I was amused this morning at a colored boy who came to wait on the table. He was so much surprised at seeing me, a colored man, eating with white officers, that he did nothing but stand back and look at me. I suppose that he never saw such a sight before.…
Monday, December 19th This morning we were still at the old place.… The weather was smooth and calm. About ten o’clock the wind commenced to blow, and increased in violence until late at night. The waters rolled in great torrents and the ship was tossed as a mere bubble over the seemingly frightened billows of the great deep.
Last night, being Sabbath evening, the officers of our regiment set a noble example to the others by spurning to indulge in an exercise upon which God would frown in terrible vengeance.
I am proud of our officers in two respects—they will reverence the Sabbath, and honor Divine service. Every body wanted to disembark. We were all tired of the ship, and wanted to see land once more.
I counted forty-two ships today, lying around us. Our numbers seemed to increase. I fear for the monitors tonight. The waters are very rough.
Tuesday, December 20th Still lying off [New Inlet]. Last night a heavy gale blew nearly all night. This morning the wind was quite moderate, but the waters were rough. A great many were sea-sick. The universal cry all day was, “We want to land.” About ten o’clock today, I counted sixty-three vessels, some of which were monitors. Today I raised some excitement about my horse. I declare, he is ruined forever. The officers laughed at me, and one reproved me from the Bible and told me that I should be more composed, even if I had lost my life, much less my horse.
This afternoon a heavy northerly wind set in. About five o’clock we received orders to put into Beaufor, N.C., for the purpose of getting coal and water. We are now, while I am writing, on our way there. The gale is terrible, and the ship seems to ride mountain high. I can only say, “Save, Lord, or we perish!”
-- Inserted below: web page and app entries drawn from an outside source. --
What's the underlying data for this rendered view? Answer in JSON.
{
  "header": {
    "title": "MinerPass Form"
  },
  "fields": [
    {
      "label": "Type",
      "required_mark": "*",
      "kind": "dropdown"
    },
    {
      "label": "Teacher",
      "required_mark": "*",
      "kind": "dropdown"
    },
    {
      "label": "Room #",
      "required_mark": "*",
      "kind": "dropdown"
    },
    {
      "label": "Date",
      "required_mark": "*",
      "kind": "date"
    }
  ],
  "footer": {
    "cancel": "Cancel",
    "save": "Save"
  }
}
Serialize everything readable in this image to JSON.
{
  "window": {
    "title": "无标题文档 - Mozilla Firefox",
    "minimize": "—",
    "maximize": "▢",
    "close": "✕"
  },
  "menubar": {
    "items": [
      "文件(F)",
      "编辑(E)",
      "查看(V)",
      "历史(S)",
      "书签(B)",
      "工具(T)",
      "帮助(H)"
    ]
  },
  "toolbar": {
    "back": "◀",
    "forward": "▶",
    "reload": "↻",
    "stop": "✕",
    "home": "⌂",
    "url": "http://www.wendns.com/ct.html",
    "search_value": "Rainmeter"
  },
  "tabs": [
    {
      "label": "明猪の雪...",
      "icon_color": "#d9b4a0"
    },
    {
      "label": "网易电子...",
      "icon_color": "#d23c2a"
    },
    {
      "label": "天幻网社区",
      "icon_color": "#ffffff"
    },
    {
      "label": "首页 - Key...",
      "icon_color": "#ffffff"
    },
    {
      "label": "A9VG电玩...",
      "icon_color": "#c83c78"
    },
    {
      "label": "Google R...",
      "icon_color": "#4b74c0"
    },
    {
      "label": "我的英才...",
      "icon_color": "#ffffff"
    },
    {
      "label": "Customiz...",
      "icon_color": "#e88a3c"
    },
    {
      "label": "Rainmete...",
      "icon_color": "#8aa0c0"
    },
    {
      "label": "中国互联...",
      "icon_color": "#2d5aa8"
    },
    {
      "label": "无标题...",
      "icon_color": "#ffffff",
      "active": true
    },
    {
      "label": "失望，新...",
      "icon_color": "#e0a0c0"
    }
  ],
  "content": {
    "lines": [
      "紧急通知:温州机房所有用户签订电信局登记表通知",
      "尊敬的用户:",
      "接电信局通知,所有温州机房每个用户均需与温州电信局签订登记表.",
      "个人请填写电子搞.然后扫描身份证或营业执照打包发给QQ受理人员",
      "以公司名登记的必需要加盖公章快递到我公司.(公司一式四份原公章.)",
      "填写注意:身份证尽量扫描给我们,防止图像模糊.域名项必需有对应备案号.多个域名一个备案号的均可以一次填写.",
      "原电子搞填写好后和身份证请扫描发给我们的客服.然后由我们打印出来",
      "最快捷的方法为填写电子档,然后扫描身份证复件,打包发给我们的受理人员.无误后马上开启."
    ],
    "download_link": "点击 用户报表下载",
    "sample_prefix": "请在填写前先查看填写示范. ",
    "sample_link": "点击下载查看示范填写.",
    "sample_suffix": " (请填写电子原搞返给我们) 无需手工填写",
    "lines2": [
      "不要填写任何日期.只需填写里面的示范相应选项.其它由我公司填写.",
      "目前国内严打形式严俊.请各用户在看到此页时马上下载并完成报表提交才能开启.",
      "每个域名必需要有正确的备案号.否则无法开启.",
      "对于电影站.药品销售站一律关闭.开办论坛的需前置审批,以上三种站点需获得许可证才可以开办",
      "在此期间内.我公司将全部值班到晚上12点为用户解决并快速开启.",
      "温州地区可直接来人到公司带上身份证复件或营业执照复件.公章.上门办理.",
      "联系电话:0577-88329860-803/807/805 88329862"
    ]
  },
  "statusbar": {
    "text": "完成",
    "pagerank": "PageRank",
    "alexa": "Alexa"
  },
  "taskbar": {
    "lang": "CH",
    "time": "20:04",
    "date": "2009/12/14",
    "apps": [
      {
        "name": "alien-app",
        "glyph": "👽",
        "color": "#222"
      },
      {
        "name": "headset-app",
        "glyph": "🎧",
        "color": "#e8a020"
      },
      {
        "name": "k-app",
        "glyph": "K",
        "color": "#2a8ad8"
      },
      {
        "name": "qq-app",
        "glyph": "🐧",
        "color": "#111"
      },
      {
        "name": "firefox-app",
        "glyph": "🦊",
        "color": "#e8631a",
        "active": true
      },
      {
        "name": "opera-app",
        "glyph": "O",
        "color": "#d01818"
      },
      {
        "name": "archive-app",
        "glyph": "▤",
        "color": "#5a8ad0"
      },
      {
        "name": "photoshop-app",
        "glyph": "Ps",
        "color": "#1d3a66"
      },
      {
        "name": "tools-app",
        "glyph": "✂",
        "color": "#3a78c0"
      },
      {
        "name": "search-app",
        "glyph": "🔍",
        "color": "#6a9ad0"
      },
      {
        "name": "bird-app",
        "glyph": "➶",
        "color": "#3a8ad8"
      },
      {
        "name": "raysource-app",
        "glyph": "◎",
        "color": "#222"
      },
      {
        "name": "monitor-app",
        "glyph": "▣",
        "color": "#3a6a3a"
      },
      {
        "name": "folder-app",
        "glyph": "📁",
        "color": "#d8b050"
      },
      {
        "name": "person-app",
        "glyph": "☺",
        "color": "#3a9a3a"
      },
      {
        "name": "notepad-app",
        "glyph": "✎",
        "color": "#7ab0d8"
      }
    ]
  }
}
Wednesday, December 21st This morning we came up to Beaufort, having had a considerable gale all night. Before the pilot-boat could convey us over the bar and bring us into the harbor, the wind began to blow more terribly, until the waters became too rough for us to attempt to cross the bar, and so we were compelled to make for the sea, with our water and coal nearly exhausted, and not knowing how long the storm would last. We all felt very solemn and anxious in regard to our safety, besides the dreadful thought that if the vessel did not founder, perhaps we would have to endure the pangs of hunger and be left without steam-fuel far out on the ocean’s bosom. However, we then had only time to think of the ship, which was new, and had never before been in such a gale.